*** Data records ***

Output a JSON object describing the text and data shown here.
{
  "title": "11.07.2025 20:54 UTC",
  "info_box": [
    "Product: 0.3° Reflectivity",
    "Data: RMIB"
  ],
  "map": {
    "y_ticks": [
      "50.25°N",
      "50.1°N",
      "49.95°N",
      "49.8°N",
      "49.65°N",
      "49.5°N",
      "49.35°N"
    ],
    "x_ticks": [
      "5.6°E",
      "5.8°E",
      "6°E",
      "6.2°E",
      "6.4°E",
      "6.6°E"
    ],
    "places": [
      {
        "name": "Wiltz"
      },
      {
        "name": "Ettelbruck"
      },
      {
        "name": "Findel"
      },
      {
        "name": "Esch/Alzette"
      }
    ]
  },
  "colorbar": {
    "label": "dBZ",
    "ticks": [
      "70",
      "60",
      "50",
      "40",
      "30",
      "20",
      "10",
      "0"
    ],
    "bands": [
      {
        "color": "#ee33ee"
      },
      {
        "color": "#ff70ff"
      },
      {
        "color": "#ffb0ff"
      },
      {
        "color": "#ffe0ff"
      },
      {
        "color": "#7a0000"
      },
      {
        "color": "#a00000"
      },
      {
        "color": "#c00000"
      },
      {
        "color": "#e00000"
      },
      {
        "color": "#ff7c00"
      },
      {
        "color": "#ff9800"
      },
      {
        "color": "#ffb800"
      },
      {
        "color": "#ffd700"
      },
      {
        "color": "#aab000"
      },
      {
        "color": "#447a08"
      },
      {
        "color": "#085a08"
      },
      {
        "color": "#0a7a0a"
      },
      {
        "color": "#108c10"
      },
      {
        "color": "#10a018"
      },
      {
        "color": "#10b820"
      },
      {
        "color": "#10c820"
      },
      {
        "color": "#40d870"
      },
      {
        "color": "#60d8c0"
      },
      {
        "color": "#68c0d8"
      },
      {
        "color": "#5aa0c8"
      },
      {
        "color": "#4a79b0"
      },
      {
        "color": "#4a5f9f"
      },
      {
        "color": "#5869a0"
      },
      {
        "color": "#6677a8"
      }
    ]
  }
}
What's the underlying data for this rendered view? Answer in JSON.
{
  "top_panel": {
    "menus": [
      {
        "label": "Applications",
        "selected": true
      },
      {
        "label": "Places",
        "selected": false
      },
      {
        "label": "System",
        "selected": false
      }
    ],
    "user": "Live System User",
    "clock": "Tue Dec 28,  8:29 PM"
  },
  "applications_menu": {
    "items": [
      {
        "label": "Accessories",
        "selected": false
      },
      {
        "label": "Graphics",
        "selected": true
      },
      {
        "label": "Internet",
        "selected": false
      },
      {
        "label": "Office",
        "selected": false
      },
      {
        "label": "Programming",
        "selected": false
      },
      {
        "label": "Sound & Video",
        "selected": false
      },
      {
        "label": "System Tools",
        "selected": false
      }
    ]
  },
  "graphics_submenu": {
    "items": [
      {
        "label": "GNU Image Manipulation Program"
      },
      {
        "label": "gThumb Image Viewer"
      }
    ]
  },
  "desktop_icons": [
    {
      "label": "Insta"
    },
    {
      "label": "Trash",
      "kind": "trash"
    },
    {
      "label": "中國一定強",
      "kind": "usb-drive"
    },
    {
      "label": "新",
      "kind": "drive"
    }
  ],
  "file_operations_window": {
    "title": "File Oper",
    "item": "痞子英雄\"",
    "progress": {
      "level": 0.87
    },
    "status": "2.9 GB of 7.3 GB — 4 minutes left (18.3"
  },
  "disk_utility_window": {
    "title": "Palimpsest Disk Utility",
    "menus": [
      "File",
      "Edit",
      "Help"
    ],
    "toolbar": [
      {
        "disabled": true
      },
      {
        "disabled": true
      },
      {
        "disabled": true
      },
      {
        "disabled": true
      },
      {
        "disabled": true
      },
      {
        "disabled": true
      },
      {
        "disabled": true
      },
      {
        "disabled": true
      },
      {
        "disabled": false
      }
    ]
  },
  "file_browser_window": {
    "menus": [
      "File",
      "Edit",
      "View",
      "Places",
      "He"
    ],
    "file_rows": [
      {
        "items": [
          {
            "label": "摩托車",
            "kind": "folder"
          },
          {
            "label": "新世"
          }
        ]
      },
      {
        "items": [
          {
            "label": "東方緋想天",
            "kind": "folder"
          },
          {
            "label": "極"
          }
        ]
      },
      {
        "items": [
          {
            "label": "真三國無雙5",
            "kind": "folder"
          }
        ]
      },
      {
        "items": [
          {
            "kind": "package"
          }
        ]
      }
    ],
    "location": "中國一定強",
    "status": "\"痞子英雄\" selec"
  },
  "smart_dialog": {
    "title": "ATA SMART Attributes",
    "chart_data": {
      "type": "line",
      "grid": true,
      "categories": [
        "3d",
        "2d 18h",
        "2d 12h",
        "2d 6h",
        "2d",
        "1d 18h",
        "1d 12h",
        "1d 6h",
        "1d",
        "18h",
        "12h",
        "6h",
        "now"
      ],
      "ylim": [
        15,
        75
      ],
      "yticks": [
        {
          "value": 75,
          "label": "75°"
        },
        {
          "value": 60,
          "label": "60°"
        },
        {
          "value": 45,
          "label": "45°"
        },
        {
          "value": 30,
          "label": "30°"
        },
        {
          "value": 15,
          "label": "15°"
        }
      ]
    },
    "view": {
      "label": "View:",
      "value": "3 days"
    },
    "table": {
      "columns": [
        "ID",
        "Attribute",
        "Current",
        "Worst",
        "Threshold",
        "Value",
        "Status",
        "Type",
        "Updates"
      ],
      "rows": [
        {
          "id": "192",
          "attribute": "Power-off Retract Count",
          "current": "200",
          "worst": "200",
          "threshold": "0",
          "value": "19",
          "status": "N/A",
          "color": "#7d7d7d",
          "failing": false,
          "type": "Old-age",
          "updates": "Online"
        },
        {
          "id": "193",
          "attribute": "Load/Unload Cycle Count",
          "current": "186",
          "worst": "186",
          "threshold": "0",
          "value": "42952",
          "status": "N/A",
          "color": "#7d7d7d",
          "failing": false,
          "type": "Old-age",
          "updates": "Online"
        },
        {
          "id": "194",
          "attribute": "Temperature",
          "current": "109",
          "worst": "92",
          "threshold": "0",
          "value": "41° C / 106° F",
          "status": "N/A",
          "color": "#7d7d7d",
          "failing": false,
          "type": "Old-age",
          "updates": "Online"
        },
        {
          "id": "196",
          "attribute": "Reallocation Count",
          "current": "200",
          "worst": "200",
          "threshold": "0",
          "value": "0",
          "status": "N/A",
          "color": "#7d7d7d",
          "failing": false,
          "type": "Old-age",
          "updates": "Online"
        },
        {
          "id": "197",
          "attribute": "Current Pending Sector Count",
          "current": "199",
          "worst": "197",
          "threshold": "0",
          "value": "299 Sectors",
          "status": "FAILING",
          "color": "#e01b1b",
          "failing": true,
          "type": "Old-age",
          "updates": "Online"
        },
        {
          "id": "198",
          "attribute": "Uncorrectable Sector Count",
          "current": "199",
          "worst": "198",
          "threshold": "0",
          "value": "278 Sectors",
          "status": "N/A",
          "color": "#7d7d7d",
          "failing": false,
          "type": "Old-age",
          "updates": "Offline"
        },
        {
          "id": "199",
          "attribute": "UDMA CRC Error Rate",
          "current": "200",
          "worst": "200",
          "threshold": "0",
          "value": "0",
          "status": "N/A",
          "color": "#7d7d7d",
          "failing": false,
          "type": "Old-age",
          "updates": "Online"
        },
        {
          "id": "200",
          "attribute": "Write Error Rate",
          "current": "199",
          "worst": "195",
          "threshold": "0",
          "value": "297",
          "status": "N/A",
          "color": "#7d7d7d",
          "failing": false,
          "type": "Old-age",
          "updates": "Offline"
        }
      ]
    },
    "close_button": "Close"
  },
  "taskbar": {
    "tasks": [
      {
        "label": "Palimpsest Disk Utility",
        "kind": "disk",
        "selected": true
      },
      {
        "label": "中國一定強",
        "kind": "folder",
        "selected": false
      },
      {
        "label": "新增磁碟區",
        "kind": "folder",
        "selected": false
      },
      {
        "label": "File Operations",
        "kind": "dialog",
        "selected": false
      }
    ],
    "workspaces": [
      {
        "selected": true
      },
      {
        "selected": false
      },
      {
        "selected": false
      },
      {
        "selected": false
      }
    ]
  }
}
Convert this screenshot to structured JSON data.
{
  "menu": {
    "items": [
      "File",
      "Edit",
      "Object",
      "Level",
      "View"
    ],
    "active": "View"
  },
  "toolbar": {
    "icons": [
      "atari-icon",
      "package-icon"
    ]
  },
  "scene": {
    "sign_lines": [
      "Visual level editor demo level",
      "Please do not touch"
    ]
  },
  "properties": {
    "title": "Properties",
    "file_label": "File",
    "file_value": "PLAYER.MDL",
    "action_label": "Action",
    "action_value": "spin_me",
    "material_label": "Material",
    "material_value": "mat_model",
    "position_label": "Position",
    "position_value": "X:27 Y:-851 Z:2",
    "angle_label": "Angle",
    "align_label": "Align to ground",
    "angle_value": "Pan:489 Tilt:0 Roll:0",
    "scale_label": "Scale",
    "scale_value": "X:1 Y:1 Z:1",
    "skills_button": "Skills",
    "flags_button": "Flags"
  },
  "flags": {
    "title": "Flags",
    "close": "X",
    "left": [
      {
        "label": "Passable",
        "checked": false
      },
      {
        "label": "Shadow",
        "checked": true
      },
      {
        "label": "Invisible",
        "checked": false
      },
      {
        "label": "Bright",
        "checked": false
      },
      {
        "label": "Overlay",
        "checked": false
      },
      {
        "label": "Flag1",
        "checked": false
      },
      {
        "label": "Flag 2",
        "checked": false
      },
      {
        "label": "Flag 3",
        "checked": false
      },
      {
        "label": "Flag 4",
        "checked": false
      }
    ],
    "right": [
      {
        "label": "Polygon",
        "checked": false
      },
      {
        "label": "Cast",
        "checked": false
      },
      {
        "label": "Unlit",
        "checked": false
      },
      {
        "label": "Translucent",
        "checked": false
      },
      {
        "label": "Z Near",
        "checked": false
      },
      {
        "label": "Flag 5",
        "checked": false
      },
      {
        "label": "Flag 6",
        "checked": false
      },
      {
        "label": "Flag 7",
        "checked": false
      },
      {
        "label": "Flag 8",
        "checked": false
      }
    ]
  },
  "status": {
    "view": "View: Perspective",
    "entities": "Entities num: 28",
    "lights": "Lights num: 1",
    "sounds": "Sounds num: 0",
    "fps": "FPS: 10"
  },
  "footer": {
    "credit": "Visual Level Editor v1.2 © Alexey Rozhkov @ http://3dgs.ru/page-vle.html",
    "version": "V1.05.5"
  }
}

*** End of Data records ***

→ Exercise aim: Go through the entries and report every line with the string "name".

→ Task result:
        "name": "Wiltz"
        "name": "Ettelbruck"
        "name": "Findel"
        "name": "Esch/Alzette"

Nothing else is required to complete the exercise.